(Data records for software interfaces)

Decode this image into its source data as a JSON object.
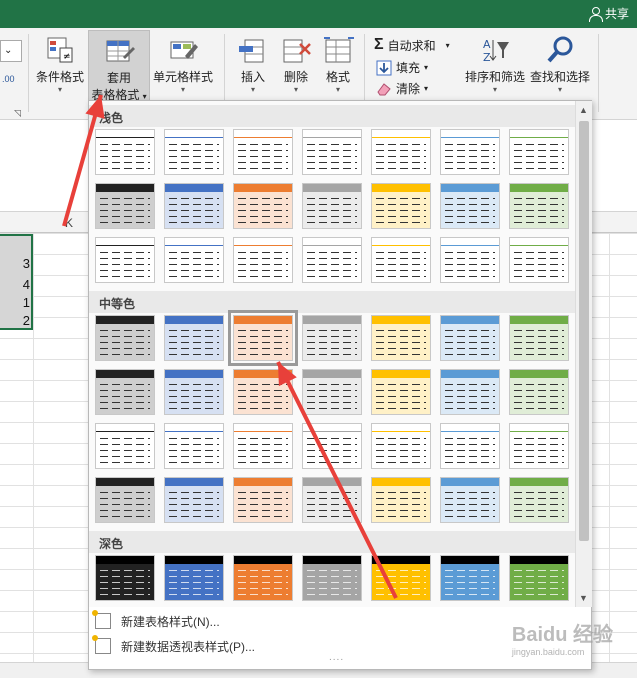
{
  "titlebar": {
    "share_label": "共享"
  },
  "ribbon": {
    "left_number": ".00",
    "conditional_format": "条件格式",
    "table_style_line1": "套用",
    "table_style_line2": "表格格式",
    "cell_style": "单元格样式",
    "insert": "插入",
    "delete": "删除",
    "format": "格式",
    "autosum": "自动求和",
    "fill": "填充",
    "clear": "清除",
    "sort_filter": "排序和筛选",
    "find_select": "查找和选择"
  },
  "sheet": {
    "column_label": "K",
    "cells": [
      "3",
      "4",
      "1",
      "2"
    ]
  },
  "gallery": {
    "sections": [
      "浅色",
      "中等色",
      "深色"
    ],
    "colors": [
      "#222222",
      "#4472c4",
      "#ed7d31",
      "#a5a5a5",
      "#ffc000",
      "#5b9bd5",
      "#70ad47"
    ],
    "new_table_style": "新建表格样式(N)...",
    "new_pivot_style": "新建数据透视表样式(P)...",
    "grip": "...."
  },
  "watermark": {
    "brand": "Baidu 经验",
    "url": "jingyan.baidu.com"
  },
  "annotation_color": "#e8403a"
}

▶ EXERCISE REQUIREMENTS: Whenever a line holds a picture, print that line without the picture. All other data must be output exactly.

▶ YOUR SOLUTION:
Decode this image into its source data as a JSON object.
{
  "titlebar": {
    "share_label": "共享"
  },
  "ribbon": {
    "left_number": ".00",
    "conditional_format": "条件格式",
    "table_style_line1": "套用",
    "table_style_line2": "表格格式",
    "cell_style": "单元格样式",
    "insert": "插入",
    "delete": "删除",
    "format": "格式",
    "autosum": "自动求和",
    "fill": "填充",
    "clear": "清除",
    "sort_filter": "排序和筛选",
    "find_select": "查找和选择"
  },
  "sheet": {
    "column_label": "K",
    "cells": [
      "3",
      "4",
      "1",
      "2"
    ]
  },
  "gallery": {
    "sections": [
      "浅色",
      "中等色",
      "深色"
    ],
    "colors": [
      "#222222",
      "#4472c4",
      "#ed7d31",
      "#a5a5a5",
      "#ffc000",
      "#5b9bd5",
      "#70ad47"
    ],
    "new_table_style": "新建表格样式(N)...",
    "new_pivot_style": "新建数据透视表样式(P)...",
    "grip": "...."
  },
  "watermark": {
    "brand": "Baidu 经验",
    "url": "jingyan.baidu.com"
  },
  "annotation_color": "#e8403a"
}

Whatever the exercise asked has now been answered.